#### Requirement:
The expected answer is every line from the material below that has the word "http".

#### Data listing:
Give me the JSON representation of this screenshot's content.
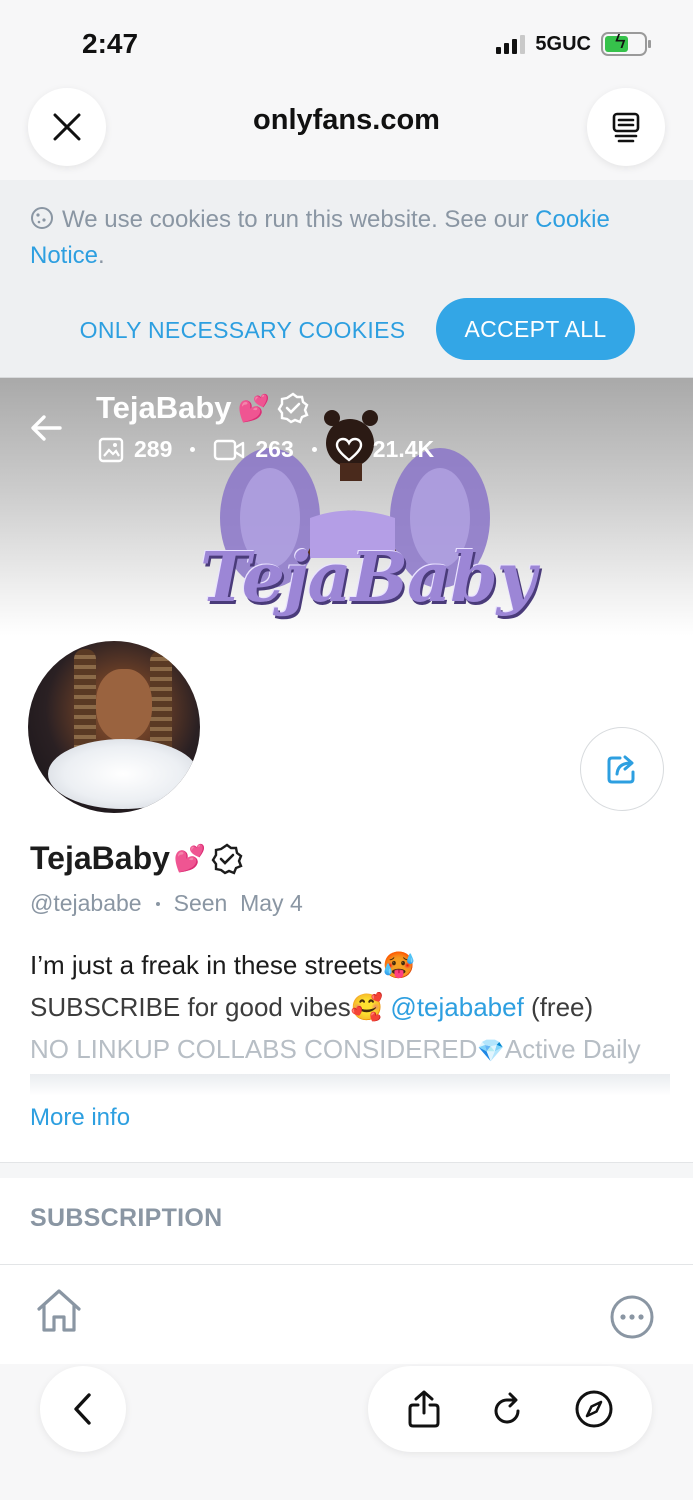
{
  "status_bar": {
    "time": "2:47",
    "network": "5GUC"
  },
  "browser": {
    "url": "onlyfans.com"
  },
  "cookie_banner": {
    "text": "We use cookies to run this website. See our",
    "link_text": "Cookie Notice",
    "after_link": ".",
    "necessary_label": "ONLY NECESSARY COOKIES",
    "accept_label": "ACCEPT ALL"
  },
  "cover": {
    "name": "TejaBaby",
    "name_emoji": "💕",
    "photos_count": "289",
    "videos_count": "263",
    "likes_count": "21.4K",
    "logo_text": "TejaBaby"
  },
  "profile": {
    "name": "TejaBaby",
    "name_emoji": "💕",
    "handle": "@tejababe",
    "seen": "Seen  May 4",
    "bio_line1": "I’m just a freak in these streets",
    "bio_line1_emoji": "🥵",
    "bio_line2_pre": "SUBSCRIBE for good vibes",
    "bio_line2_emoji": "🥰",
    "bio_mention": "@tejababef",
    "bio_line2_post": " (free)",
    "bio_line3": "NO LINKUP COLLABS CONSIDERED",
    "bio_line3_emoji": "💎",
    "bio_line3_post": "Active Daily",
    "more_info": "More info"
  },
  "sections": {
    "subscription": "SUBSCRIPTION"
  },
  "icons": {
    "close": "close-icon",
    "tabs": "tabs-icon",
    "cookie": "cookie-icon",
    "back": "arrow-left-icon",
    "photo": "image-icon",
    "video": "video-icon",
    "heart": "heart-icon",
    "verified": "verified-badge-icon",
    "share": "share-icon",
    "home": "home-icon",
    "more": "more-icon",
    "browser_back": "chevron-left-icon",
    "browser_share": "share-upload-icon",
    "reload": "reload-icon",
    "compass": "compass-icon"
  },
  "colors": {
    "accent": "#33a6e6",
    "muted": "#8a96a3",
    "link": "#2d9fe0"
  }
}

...

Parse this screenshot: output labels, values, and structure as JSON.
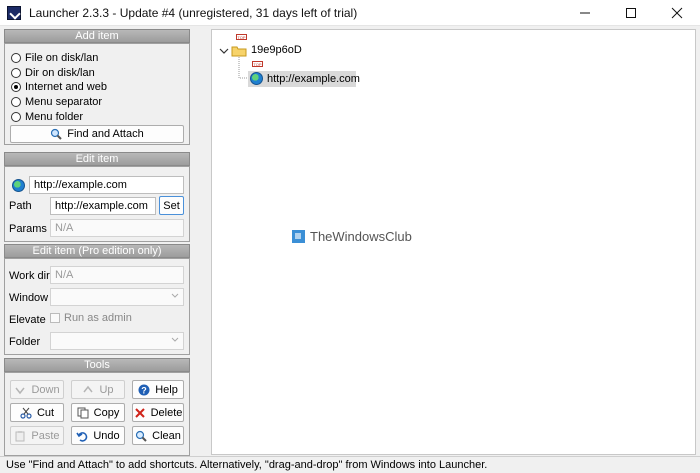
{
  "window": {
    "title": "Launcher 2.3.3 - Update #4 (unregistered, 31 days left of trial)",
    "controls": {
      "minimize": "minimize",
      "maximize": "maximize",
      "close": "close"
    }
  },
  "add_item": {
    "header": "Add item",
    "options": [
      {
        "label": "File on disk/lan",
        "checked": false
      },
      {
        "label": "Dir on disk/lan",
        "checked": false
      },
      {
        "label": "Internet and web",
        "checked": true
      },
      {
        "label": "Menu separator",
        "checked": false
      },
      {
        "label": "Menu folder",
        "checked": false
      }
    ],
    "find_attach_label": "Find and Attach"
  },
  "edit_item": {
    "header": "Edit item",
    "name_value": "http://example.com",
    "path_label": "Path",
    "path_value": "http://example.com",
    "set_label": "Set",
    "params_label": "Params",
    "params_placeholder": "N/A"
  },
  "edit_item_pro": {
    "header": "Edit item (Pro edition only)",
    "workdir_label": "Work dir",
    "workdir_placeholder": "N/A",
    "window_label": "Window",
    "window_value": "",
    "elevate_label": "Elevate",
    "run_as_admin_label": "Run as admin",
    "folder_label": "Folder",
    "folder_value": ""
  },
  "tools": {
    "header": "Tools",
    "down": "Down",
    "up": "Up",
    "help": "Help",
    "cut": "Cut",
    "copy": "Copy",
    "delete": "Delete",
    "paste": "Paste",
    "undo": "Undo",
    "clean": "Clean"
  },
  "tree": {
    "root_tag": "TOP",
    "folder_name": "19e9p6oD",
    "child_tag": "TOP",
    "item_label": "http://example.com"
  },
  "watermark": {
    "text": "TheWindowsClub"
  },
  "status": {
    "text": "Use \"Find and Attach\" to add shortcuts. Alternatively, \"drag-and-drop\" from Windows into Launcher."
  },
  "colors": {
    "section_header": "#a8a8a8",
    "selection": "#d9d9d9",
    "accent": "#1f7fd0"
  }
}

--

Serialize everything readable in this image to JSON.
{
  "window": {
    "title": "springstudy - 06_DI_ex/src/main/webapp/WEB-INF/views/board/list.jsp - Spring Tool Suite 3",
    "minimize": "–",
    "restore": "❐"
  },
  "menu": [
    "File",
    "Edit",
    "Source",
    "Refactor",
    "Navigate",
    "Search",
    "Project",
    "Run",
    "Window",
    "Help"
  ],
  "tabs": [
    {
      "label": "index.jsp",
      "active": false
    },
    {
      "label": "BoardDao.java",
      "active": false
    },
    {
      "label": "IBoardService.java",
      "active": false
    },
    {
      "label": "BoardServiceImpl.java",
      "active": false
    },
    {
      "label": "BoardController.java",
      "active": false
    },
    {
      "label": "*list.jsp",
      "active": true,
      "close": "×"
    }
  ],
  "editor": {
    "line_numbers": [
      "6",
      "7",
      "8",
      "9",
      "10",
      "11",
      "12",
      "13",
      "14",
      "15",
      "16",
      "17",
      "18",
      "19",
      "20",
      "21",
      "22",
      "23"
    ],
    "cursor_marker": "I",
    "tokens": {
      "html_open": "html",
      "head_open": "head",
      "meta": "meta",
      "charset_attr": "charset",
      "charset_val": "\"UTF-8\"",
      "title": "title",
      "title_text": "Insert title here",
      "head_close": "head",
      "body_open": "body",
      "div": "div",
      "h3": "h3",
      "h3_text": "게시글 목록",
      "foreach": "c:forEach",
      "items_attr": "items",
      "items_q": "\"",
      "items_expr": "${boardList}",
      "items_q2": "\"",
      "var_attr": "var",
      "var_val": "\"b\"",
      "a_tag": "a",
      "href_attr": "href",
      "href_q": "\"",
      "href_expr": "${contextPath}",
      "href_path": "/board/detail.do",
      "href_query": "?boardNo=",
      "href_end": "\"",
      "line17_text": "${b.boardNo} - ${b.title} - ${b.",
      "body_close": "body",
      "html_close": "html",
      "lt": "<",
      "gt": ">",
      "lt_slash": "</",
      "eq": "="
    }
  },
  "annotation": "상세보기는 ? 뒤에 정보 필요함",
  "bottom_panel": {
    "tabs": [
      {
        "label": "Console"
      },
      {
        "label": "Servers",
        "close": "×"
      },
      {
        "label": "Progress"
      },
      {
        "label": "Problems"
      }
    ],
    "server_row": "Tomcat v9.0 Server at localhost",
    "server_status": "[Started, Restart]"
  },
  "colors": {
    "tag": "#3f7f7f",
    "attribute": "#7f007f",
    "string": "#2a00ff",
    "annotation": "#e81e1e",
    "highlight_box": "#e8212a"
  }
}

#### Exercise output:
    "name_value": "http://example.com",
    "path_value": "http://example.com",
    "item_label": "http://example.com"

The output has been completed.